Defying the ruling classes, Hebrews pray to God for salvation and in return a barrage of plagues sweep over Egypt, with only the believers spared, culminating in Moses’s triumphant parting of the Red Sea enabling him to shepherd the Hebrews to safety in their promised land.
In the case of Ridley Scott, you do it with as much pomp and ceremony as can be mustered.
Following on from Russell Crowe’s epic performance as the deeply troubled family man in Darren Aronofsky‘s Noah earlier in 2014, Christian Bale as Moses and Joel Edgerton as Rhamses turn on inspired performances to make Exodus both a tight drama and a riveting spectacle.
It’s hard to top family conflict as a motivating force for characters in film, and with Moses and Rhamses raised as brothers, their competitive spirit fuels their mutual win-at-all-costs mentality.

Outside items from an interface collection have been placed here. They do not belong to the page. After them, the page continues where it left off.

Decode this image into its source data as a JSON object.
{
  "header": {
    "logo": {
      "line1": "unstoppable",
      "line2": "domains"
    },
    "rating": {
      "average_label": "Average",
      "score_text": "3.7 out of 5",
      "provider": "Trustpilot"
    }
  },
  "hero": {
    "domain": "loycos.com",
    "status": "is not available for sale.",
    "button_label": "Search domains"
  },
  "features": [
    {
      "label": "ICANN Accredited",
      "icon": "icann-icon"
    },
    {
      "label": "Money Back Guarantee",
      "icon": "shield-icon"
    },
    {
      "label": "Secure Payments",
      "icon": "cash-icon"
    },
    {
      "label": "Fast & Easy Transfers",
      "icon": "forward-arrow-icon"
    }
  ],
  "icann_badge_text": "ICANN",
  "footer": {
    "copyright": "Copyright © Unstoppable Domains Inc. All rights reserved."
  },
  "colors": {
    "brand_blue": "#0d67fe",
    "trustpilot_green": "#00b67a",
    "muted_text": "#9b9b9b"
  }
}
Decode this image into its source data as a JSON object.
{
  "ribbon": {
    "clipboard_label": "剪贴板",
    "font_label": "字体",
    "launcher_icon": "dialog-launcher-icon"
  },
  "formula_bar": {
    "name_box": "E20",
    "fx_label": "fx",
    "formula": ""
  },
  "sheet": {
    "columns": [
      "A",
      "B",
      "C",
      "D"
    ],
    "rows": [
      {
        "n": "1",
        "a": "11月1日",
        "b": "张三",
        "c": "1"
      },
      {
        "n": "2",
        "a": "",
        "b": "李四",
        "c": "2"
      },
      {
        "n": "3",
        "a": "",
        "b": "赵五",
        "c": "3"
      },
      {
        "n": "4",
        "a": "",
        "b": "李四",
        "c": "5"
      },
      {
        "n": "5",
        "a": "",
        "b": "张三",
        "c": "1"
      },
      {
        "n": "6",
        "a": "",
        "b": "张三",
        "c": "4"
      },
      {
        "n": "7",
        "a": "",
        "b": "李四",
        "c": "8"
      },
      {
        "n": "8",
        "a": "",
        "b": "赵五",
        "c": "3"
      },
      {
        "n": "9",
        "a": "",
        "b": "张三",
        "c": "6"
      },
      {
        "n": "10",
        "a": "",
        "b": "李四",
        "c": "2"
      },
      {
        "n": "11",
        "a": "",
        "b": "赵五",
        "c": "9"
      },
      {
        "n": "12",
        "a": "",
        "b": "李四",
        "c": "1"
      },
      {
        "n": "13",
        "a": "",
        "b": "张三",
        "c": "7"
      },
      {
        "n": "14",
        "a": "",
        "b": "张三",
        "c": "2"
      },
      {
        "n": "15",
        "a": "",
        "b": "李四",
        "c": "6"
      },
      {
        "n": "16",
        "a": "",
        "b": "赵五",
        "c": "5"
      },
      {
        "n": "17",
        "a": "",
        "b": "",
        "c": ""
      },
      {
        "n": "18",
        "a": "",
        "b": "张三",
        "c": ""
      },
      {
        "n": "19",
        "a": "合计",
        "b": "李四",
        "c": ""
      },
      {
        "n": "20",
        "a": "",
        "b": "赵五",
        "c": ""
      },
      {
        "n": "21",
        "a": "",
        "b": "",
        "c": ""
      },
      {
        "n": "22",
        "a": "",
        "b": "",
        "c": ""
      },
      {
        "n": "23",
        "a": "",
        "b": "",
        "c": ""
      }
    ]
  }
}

The film open with barbarians at the gates. While not strictly true, the savage hoards are close enough to warrant an excursion to slaughter as many of their number as possible. When it is foretold by one of the Pharaoh’s mystics that a future ruler will have his life saved in the battle, both Moses and Rhamses are on edge as to who might be the “future ruler”.
The film becomes a more intimate affair until the plague scenes arrive in a river of blood.
If you can view this film not strictly as a religious story, but also as an action extravaganza, then you’re in for a great ride.
If you have a deep allegiance to any faith associated with Moses and his ilk, you may have issues with an 11 year old boy playing the role of God. I thought it was an inspired way to handle the role.
For me it is one of the most entertaining films of the year that delivers what it promises in the trailer – action, a great story, marquee actors I love and a climactic ending. It is most definitely a great role for Joel Edgerton and he is brilliant as Rhamses, channelling Yul Brynner‘s Moses from the 1956 Cecil B. DeMille classic The Ten Commandments.
Exodus: Gods and Kings is a must-see on the big screen and the 3D is vivid and exceptional in the action sequences. For the more low-key dramatic parts of the film it unfortunately chiefly served to make my eyes a little bleary.
It’s a long film, but engrossing throughout. Definitely worth the price of admission.